> REQUIREMENT:
All entries that follow are to be printed exactly as written.

> Items from an interface collection:
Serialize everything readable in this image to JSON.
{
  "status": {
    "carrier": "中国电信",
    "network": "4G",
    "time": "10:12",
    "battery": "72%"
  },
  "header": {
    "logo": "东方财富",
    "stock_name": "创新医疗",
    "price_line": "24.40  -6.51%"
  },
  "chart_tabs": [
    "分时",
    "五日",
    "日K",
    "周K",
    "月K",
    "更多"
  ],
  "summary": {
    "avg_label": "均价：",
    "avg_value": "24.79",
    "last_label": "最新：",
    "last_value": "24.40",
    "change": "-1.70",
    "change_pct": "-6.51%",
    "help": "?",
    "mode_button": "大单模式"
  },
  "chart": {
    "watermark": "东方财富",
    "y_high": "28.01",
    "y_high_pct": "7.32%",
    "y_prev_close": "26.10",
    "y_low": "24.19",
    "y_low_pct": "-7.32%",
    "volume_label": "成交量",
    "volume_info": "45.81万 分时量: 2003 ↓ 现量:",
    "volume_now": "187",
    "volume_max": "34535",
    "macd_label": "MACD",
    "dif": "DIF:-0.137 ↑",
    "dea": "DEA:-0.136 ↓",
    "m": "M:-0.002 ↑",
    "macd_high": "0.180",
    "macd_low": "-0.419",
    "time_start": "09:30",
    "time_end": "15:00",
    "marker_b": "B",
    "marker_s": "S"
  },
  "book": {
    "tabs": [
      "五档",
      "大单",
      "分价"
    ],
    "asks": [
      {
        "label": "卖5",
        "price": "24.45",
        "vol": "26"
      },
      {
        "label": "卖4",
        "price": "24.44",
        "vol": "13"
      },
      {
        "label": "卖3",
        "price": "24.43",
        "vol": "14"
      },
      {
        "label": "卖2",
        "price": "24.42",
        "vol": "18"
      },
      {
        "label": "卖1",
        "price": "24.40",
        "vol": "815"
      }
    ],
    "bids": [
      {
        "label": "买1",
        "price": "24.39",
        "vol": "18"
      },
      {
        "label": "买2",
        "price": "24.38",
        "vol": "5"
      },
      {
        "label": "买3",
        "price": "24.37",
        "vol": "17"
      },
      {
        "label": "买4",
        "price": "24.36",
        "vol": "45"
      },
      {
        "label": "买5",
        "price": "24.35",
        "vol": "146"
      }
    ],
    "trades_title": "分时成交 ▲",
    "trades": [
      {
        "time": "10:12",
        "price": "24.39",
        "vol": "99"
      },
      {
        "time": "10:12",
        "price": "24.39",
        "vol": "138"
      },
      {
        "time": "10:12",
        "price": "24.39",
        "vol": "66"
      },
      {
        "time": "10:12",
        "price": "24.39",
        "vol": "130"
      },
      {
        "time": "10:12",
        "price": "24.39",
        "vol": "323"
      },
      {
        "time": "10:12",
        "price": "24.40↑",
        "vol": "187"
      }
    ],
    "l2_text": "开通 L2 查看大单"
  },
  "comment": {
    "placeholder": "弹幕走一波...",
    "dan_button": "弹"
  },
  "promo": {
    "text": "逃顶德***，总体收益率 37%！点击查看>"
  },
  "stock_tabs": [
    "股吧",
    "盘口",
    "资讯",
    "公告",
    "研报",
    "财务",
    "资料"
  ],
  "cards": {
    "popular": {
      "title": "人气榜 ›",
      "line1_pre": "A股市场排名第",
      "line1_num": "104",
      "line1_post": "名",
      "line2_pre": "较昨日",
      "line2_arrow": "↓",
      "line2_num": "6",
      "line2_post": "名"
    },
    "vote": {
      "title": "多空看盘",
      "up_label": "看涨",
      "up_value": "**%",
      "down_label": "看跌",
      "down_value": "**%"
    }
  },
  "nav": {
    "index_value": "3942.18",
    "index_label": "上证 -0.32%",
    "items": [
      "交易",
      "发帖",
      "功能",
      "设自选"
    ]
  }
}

> SOLUTION TO THE PROBLEM:
Serialize everything readable in this image to JSON.
{
  "status": {
    "carrier": "中国电信",
    "network": "4G",
    "time": "10:12",
    "battery": "72%"
  },
  "header": {
    "logo": "东方财富",
    "stock_name": "创新医疗",
    "price_line": "24.40  -6.51%"
  },
  "chart_tabs": [
    "分时",
    "五日",
    "日K",
    "周K",
    "月K",
    "更多"
  ],
  "summary": {
    "avg_label": "均价：",
    "avg_value": "24.79",
    "last_label": "最新：",
    "last_value": "24.40",
    "change": "-1.70",
    "change_pct": "-6.51%",
    "help": "?",
    "mode_button": "大单模式"
  },
  "chart": {
    "watermark": "东方财富",
    "y_high": "28.01",
    "y_high_pct": "7.32%",
    "y_prev_close": "26.10",
    "y_low": "24.19",
    "y_low_pct": "-7.32%",
    "volume_label": "成交量",
    "volume_info": "45.81万 分时量: 2003 ↓ 现量:",
    "volume_now": "187",
    "volume_max": "34535",
    "macd_label": "MACD",
    "dif": "DIF:-0.137 ↑",
    "dea": "DEA:-0.136 ↓",
    "m": "M:-0.002 ↑",
    "macd_high": "0.180",
    "macd_low": "-0.419",
    "time_start": "09:30",
    "time_end": "15:00",
    "marker_b": "B",
    "marker_s": "S"
  },
  "book": {
    "tabs": [
      "五档",
      "大单",
      "分价"
    ],
    "asks": [
      {
        "label": "卖5",
        "price": "24.45",
        "vol": "26"
      },
      {
        "label": "卖4",
        "price": "24.44",
        "vol": "13"
      },
      {
        "label": "卖3",
        "price": "24.43",
        "vol": "14"
      },
      {
        "label": "卖2",
        "price": "24.42",
        "vol": "18"
      },
      {
        "label": "卖1",
        "price": "24.40",
        "vol": "815"
      }
    ],
    "bids": [
      {
        "label": "买1",
        "price": "24.39",
        "vol": "18"
      },
      {
        "label": "买2",
        "price": "24.38",
        "vol": "5"
      },
      {
        "label": "买3",
        "price": "24.37",
        "vol": "17"
      },
      {
        "label": "买4",
        "price": "24.36",
        "vol": "45"
      },
      {
        "label": "买5",
        "price": "24.35",
        "vol": "146"
      }
    ],
    "trades_title": "分时成交 ▲",
    "trades": [
      {
        "time": "10:12",
        "price": "24.39",
        "vol": "99"
      },
      {
        "time": "10:12",
        "price": "24.39",
        "vol": "138"
      },
      {
        "time": "10:12",
        "price": "24.39",
        "vol": "66"
      },
      {
        "time": "10:12",
        "price": "24.39",
        "vol": "130"
      },
      {
        "time": "10:12",
        "price": "24.39",
        "vol": "323"
      },
      {
        "time": "10:12",
        "price": "24.40↑",
        "vol": "187"
      }
    ],
    "l2_text": "开通 L2 查看大单"
  },
  "comment": {
    "placeholder": "弹幕走一波...",
    "dan_button": "弹"
  },
  "promo": {
    "text": "逃顶德***，总体收益率 37%！点击查看>"
  },
  "stock_tabs": [
    "股吧",
    "盘口",
    "资讯",
    "公告",
    "研报",
    "财务",
    "资料"
  ],
  "cards": {
    "popular": {
      "title": "人气榜 ›",
      "line1_pre": "A股市场排名第",
      "line1_num": "104",
      "line1_post": "名",
      "line2_pre": "较昨日",
      "line2_arrow": "↓",
      "line2_num": "6",
      "line2_post": "名"
    },
    "vote": {
      "title": "多空看盘",
      "up_label": "看涨",
      "up_value": "**%",
      "down_label": "看跌",
      "down_value": "**%"
    }
  },
  "nav": {
    "index_value": "3942.18",
    "index_label": "上证 -0.32%",
    "items": [
      "交易",
      "发帖",
      "功能",
      "设自选"
    ]
  }
}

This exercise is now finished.